▸ What this task involves
Your answer must be an exact copy of the records below.

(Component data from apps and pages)
▼▼▼

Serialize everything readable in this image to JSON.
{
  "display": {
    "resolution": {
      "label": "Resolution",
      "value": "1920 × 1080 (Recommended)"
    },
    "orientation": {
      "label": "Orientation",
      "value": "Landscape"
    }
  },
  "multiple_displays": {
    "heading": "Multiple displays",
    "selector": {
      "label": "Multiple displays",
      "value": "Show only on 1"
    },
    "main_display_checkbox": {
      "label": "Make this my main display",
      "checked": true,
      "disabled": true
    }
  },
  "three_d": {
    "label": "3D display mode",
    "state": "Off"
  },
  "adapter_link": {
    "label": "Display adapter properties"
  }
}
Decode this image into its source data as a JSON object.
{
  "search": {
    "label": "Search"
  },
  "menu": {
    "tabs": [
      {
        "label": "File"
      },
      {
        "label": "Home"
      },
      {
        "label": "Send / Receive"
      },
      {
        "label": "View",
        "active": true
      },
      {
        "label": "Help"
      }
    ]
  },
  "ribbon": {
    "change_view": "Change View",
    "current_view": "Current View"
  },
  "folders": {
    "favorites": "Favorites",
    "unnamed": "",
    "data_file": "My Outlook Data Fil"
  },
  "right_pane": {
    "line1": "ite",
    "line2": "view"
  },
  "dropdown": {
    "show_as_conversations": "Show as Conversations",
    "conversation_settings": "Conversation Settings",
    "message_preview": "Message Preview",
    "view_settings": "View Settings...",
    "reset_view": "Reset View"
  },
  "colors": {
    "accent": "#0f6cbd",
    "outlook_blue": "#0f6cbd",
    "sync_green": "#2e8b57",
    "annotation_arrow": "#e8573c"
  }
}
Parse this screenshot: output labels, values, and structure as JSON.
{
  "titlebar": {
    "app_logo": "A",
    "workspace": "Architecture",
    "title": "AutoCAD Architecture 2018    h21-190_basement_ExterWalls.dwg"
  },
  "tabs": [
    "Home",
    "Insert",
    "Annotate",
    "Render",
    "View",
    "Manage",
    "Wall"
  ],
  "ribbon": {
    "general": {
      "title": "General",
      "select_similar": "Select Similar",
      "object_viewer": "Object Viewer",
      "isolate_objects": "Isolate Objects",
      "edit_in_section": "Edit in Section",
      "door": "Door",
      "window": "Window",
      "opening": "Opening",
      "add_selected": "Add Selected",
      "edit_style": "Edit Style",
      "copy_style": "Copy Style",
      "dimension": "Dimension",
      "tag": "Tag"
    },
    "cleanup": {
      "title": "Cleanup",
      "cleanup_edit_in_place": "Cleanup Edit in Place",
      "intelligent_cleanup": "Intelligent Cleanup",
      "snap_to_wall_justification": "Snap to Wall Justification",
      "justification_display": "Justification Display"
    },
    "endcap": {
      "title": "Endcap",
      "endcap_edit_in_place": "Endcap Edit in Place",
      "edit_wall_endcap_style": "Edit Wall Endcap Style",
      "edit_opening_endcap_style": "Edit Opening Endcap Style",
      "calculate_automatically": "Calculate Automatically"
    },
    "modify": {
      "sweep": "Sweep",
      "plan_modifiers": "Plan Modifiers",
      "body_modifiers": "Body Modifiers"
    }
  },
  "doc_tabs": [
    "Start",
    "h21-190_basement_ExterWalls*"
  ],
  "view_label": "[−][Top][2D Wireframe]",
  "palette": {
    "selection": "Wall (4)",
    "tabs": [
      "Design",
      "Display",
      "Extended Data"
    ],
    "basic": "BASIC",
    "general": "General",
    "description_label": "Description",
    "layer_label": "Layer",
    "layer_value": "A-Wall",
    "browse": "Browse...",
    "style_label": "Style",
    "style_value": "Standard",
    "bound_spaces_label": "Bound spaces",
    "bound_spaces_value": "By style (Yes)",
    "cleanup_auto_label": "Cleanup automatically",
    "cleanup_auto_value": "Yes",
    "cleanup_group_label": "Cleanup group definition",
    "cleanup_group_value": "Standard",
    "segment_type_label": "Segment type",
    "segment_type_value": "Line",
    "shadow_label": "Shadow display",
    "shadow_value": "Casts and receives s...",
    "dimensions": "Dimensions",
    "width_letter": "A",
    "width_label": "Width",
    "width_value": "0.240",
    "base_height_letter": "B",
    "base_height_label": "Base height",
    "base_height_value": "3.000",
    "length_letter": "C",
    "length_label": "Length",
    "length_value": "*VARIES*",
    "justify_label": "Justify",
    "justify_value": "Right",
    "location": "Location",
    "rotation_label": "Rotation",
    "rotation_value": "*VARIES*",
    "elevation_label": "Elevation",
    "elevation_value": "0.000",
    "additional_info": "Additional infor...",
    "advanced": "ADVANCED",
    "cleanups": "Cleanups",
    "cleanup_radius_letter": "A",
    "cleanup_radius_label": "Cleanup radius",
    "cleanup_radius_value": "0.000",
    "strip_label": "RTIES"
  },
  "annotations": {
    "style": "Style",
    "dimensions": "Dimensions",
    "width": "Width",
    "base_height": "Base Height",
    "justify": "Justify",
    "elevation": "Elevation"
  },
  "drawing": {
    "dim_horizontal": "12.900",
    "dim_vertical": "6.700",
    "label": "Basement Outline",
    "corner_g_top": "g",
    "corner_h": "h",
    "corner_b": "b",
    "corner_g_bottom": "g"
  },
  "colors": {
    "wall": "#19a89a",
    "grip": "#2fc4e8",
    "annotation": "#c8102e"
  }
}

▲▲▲

▸ Exercise result
Serialize everything readable in this image to JSON.
{
  "display": {
    "resolution": {
      "label": "Resolution",
      "value": "1920 × 1080 (Recommended)"
    },
    "orientation": {
      "label": "Orientation",
      "value": "Landscape"
    }
  },
  "multiple_displays": {
    "heading": "Multiple displays",
    "selector": {
      "label": "Multiple displays",
      "value": "Show only on 1"
    },
    "main_display_checkbox": {
      "label": "Make this my main display",
      "checked": true,
      "disabled": true
    }
  },
  "three_d": {
    "label": "3D display mode",
    "state": "Off"
  },
  "adapter_link": {
    "label": "Display adapter properties"
  }
}
Decode this image into its source data as a JSON object.
{
  "search": {
    "label": "Search"
  },
  "menu": {
    "tabs": [
      {
        "label": "File"
      },
      {
        "label": "Home"
      },
      {
        "label": "Send / Receive"
      },
      {
        "label": "View",
        "active": true
      },
      {
        "label": "Help"
      }
    ]
  },
  "ribbon": {
    "change_view": "Change View",
    "current_view": "Current View"
  },
  "folders": {
    "favorites": "Favorites",
    "unnamed": "",
    "data_file": "My Outlook Data Fil"
  },
  "right_pane": {
    "line1": "ite",
    "line2": "view"
  },
  "dropdown": {
    "show_as_conversations": "Show as Conversations",
    "conversation_settings": "Conversation Settings",
    "message_preview": "Message Preview",
    "view_settings": "View Settings...",
    "reset_view": "Reset View"
  },
  "colors": {
    "accent": "#0f6cbd",
    "outlook_blue": "#0f6cbd",
    "sync_green": "#2e8b57",
    "annotation_arrow": "#e8573c"
  }
}
Parse this screenshot: output labels, values, and structure as JSON.
{
  "titlebar": {
    "app_logo": "A",
    "workspace": "Architecture",
    "title": "AutoCAD Architecture 2018    h21-190_basement_ExterWalls.dwg"
  },
  "tabs": [
    "Home",
    "Insert",
    "Annotate",
    "Render",
    "View",
    "Manage",
    "Wall"
  ],
  "ribbon": {
    "general": {
      "title": "General",
      "select_similar": "Select Similar",
      "object_viewer": "Object Viewer",
      "isolate_objects": "Isolate Objects",
      "edit_in_section": "Edit in Section",
      "door": "Door",
      "window": "Window",
      "opening": "Opening",
      "add_selected": "Add Selected",
      "edit_style": "Edit Style",
      "copy_style": "Copy Style",
      "dimension": "Dimension",
      "tag": "Tag"
    },
    "cleanup": {
      "title": "Cleanup",
      "cleanup_edit_in_place": "Cleanup Edit in Place",
      "intelligent_cleanup": "Intelligent Cleanup",
      "snap_to_wall_justification": "Snap to Wall Justification",
      "justification_display": "Justification Display"
    },
    "endcap": {
      "title": "Endcap",
      "endcap_edit_in_place": "Endcap Edit in Place",
      "edit_wall_endcap_style": "Edit Wall Endcap Style",
      "edit_opening_endcap_style": "Edit Opening Endcap Style",
      "calculate_automatically": "Calculate Automatically"
    },
    "modify": {
      "sweep": "Sweep",
      "plan_modifiers": "Plan Modifiers",
      "body_modifiers": "Body Modifiers"
    }
  },
  "doc_tabs": [
    "Start",
    "h21-190_basement_ExterWalls*"
  ],
  "view_label": "[−][Top][2D Wireframe]",
  "palette": {
    "selection": "Wall (4)",
    "tabs": [
      "Design",
      "Display",
      "Extended Data"
    ],
    "basic": "BASIC",
    "general": "General",
    "description_label": "Description",
    "layer_label": "Layer",
    "layer_value": "A-Wall",
    "browse": "Browse...",
    "style_label": "Style",
    "style_value": "Standard",
    "bound_spaces_label": "Bound spaces",
    "bound_spaces_value": "By style (Yes)",
    "cleanup_auto_label": "Cleanup automatically",
    "cleanup_auto_value": "Yes",
    "cleanup_group_label": "Cleanup group definition",
    "cleanup_group_value": "Standard",
    "segment_type_label": "Segment type",
    "segment_type_value": "Line",
    "shadow_label": "Shadow display",
    "shadow_value": "Casts and receives s...",
    "dimensions": "Dimensions",
    "width_letter": "A",
    "width_label": "Width",
    "width_value": "0.240",
    "base_height_letter": "B",
    "base_height_label": "Base height",
    "base_height_value": "3.000",
    "length_letter": "C",
    "length_label": "Length",
    "length_value": "*VARIES*",
    "justify_label": "Justify",
    "justify_value": "Right",
    "location": "Location",
    "rotation_label": "Rotation",
    "rotation_value": "*VARIES*",
    "elevation_label": "Elevation",
    "elevation_value": "0.000",
    "additional_info": "Additional infor...",
    "advanced": "ADVANCED",
    "cleanups": "Cleanups",
    "cleanup_radius_letter": "A",
    "cleanup_radius_label": "Cleanup radius",
    "cleanup_radius_value": "0.000",
    "strip_label": "RTIES"
  },
  "annotations": {
    "style": "Style",
    "dimensions": "Dimensions",
    "width": "Width",
    "base_height": "Base Height",
    "justify": "Justify",
    "elevation": "Elevation"
  },
  "drawing": {
    "dim_horizontal": "12.900",
    "dim_vertical": "6.700",
    "label": "Basement Outline",
    "corner_g_top": "g",
    "corner_h": "h",
    "corner_b": "b",
    "corner_g_bottom": "g"
  },
  "colors": {
    "wall": "#19a89a",
    "grip": "#2fc4e8",
    "annotation": "#c8102e"
  }
}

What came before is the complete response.